Id ths tree?

Central South Carolina. They produce some sort of ‘fruit’ that somewhat resembles a crape myrtle fruit, although the tree doesn’t. The silvery disc in the pic is an American ten-cent coin for comparison.

It looks to me like a hackberry or sugarberry, genus Celtis. I would be more confident in the id if I could see the bark or this year’s fruit. The fruit of a hackberry consists mainly of a single hard seed, like a small cherry pit. At this time of year, the fruit would be green. The bark of a hackberry is covered in cork-like warts.

How tall is the tree?

Eh, probably 20 feet. Not more than about 10-12 years old.

American persimmon? Diospyros virginiana. Also called simmon and possumwood. Doesn’t grow here in the west but the leaves of your plant look exactly like those of the cultivated Japanese persimmons (Diospyros kaki) that do.
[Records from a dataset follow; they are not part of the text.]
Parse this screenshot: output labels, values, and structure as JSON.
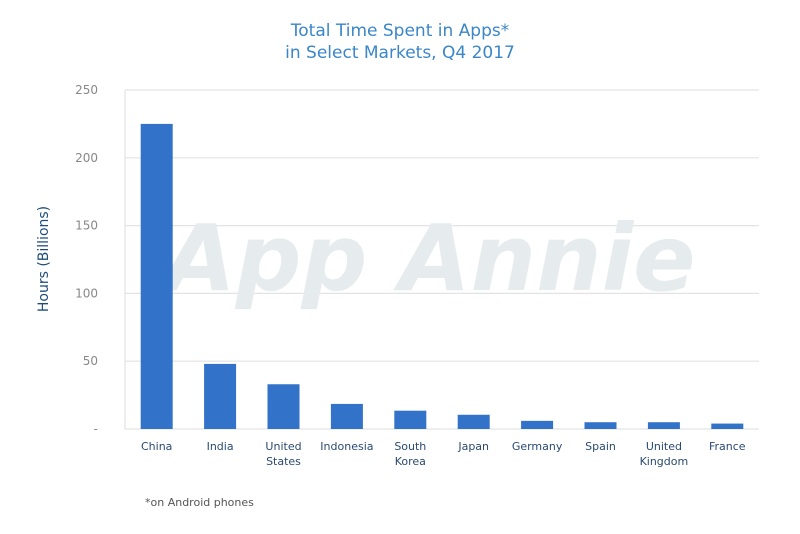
{
  "chart_data": {
    "type": "bar",
    "title": "Total Time Spent in Apps* in Select Markets, Q4 2017",
    "title_lines": [
      "Total Time Spent in Apps*",
      "in Select Markets, Q4 2017"
    ],
    "xlabel": "",
    "ylabel": "Hours (Billions)",
    "ylim": [
      0,
      250
    ],
    "yticks": [
      0,
      50,
      100,
      150,
      200,
      250
    ],
    "ytick_labels": [
      "-",
      "50",
      "100",
      "150",
      "200",
      "250"
    ],
    "grid": true,
    "categories": [
      [
        "China"
      ],
      [
        "India"
      ],
      [
        "United",
        "States"
      ],
      [
        "Indonesia"
      ],
      [
        "South",
        "Korea"
      ],
      [
        "Japan"
      ],
      [
        "Germany"
      ],
      [
        "Spain"
      ],
      [
        "United",
        "Kingdom"
      ],
      [
        "France"
      ]
    ],
    "category_names": [
      "China",
      "India",
      "United States",
      "Indonesia",
      "South Korea",
      "Japan",
      "Germany",
      "Spain",
      "United Kingdom",
      "France"
    ],
    "values": [
      225,
      48,
      33,
      18.5,
      13.5,
      10.5,
      6,
      5,
      5,
      4
    ],
    "bar_color": "#3272c8",
    "watermark": "App Annie",
    "footnote": "*on Android phones"
  }
}
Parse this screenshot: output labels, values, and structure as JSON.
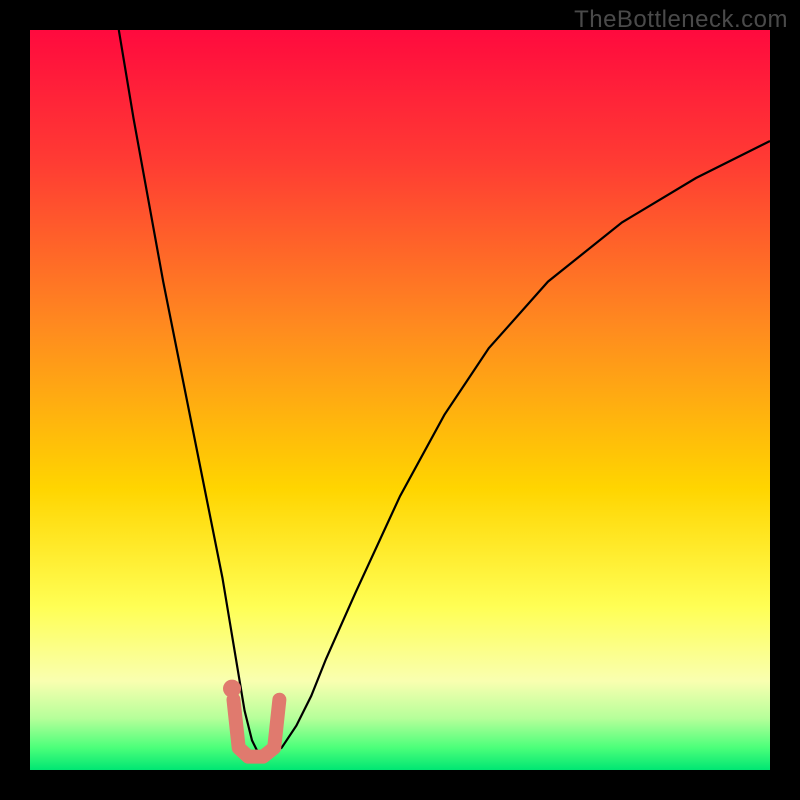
{
  "watermark": "TheBottleneck.com",
  "chart_data": {
    "type": "line",
    "title": "",
    "xlabel": "",
    "ylabel": "",
    "xlim": [
      0,
      100
    ],
    "ylim": [
      0,
      100
    ],
    "background_gradient": {
      "stops": [
        {
          "offset": 0.0,
          "color": "#ff0a3e"
        },
        {
          "offset": 0.18,
          "color": "#ff3c33"
        },
        {
          "offset": 0.4,
          "color": "#ff8a1f"
        },
        {
          "offset": 0.62,
          "color": "#ffd500"
        },
        {
          "offset": 0.78,
          "color": "#ffff55"
        },
        {
          "offset": 0.88,
          "color": "#f9ffb0"
        },
        {
          "offset": 0.93,
          "color": "#b6ff9a"
        },
        {
          "offset": 0.97,
          "color": "#4bff7a"
        },
        {
          "offset": 1.0,
          "color": "#00e673"
        }
      ]
    },
    "series": [
      {
        "name": "curve",
        "color": "#000000",
        "width": 2.2,
        "x": [
          12,
          14,
          16,
          18,
          20,
          22,
          24,
          26,
          27,
          28,
          29,
          30,
          31,
          32,
          34,
          36,
          38,
          40,
          44,
          50,
          56,
          62,
          70,
          80,
          90,
          100
        ],
        "y": [
          100,
          88,
          77,
          66,
          56,
          46,
          36,
          26,
          20,
          14,
          8,
          4,
          2,
          2,
          3,
          6,
          10,
          15,
          24,
          37,
          48,
          57,
          66,
          74,
          80,
          85
        ]
      },
      {
        "name": "bracket",
        "color": "#e07a6e",
        "width": 14,
        "linecap": "round",
        "linejoin": "round",
        "x": [
          27.5,
          28.2,
          29.5,
          31.5,
          33.0,
          33.7
        ],
        "y": [
          9.5,
          3.0,
          1.8,
          1.8,
          3.0,
          9.5
        ]
      }
    ],
    "points": [
      {
        "name": "dot",
        "x": 27.3,
        "y": 11.0,
        "r": 9,
        "color": "#e07a6e"
      }
    ]
  }
}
Not Haki… they are bred for larger fruit. The fruit size match to Virginiana . Natively found in the triangle from Texas to Connecticut to Florida… native to S. Carolina…

More pictures would be required to be sure .

But I guess Diospyros refers to the way it grows everywhere

Slight hijack: I lived for a couple years (on and off) in the jungles of the Yucatan Peninsula, Mexico. A common tree thre is chicozapote – the sap produces the original chewing gum, and the fruit (zapote) is a sweet, dark brown ball with the consistency of a soft pear.

There’s another, less common tree there whose fruit they call zapote negro – “black zapote.” It’s quite different – the fruit is dark black, the consistency of a persimmon, and tastes like…well, like a persimmon! I thought to myself, “any chance this is a close relative of the orange persimmon seen in California and the Southeast US”? It turns out that, indeed, zapote negro is another species of the genus Diospyros.

However, back to the OP, pending further info, I think that’s more likely a hackberry (Celtis). The OP’s leaves have partly toothed margins. Most hackberrys are more toothed than that, but some are just like that – and, I’m pretty sure all *Diopsyros *leaves are entire (no teeth).

I’m guessing hackberry too, but hackberry’s have a distinctive bark. Does the trunk look like it’s got nipples?

Bark is somewhat rugose toward the bottom, not so much higher up.

Also the small branches from the main branches are somwhat spiky.

Now that we’ve seen the bark, it’s almost certainly a Celtis. Though I am no expert at distinguishing C. occidentalis from C. laevigata, I would put my vote in for sugarberry - Cercis laevigata.

Thanks, all.